The idea is to capitalize on each company’s strength — Amazon’s in consumer technology, and Microsoft’s in workplace software. The integration will bring more work-focused functions to Alexa through Cortana and general life capabilities to Cortana.

U.S. customers who use any Echo device, computer with Windows 10 or a Harmon Kardon Invoke speaker — which turns Cortana into a stand-alone digital assistant —  can test the new skills starting Wednesday.

Microsoft may benefit from having popular Alexa skills available on Cortana, which got a  slower start in the smart speaker game. Although Cortana has been available on Windows 10 devices since 2015, Amazon Echos had been on the market for nearly three years before the Harmon Kardon speaker with Cortana was released last fall.

The companies first announced plans to have their personal assistants work together a year ago, saying the integration would launch by the end of 2017. But things went silent after the initial announcement, until Microsoft and Amazon executives debuted a working demo onstage at Microsoft’s developers conference in Seattle in May.

“This is a first-of-its-kind collaboration that involved lots of work and learnings from both the teams at Amazon and Microsoft,” a Microsoft spokeswoman said. “We want to provide quality experiences, and that takes time.”

Now U.S. customers will find out if it’s been worth the wait. Microsoft says the integration will start rolling out to customers Wednesday and will reach all U.S. customers within days.

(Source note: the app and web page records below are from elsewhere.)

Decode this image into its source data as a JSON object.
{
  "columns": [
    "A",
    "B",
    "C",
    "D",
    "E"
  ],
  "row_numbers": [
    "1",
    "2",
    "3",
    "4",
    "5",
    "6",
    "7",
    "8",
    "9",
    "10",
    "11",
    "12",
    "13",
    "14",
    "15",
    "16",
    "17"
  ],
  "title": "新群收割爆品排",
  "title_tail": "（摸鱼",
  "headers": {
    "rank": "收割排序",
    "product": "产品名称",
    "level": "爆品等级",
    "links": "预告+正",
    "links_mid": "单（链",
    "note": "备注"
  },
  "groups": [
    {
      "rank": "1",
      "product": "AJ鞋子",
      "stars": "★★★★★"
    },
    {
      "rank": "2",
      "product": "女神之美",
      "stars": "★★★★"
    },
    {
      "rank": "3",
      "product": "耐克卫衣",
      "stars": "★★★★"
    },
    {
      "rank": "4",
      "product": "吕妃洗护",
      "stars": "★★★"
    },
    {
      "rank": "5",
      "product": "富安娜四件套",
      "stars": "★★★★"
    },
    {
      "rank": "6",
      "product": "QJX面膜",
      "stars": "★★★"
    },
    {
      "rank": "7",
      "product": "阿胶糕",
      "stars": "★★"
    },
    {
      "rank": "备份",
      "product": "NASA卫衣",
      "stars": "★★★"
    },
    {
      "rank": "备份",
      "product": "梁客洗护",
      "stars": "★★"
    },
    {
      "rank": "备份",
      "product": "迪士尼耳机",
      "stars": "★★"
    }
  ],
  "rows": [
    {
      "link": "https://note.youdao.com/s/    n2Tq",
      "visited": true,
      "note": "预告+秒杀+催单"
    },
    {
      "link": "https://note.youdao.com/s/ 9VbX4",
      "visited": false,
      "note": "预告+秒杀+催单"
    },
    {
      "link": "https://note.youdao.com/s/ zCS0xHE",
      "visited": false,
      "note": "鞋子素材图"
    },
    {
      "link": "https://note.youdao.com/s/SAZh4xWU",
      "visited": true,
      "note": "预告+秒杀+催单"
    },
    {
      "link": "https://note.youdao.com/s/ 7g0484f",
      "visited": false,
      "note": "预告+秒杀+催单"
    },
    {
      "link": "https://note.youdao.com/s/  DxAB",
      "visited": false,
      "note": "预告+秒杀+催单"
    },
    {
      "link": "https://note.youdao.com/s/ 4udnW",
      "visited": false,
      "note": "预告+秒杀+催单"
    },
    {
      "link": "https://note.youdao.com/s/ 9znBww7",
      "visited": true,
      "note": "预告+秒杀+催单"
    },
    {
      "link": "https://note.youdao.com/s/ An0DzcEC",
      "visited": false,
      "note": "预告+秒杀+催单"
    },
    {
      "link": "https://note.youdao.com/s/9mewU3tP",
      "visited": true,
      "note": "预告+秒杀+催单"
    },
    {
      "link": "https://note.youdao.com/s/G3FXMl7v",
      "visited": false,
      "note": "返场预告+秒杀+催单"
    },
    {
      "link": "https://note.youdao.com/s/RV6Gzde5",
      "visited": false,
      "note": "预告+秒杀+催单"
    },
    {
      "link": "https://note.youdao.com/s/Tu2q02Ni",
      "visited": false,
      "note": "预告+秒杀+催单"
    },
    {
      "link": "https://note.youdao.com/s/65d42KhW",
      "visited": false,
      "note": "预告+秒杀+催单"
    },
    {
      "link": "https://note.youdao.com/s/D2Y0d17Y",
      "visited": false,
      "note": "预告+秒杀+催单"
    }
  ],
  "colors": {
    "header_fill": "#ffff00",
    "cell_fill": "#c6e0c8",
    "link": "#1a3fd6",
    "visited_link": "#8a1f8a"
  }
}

Rachel Lerman: or rlerman@seattletimes.com. . Rachel Lerman covers technology for The Seattle Times.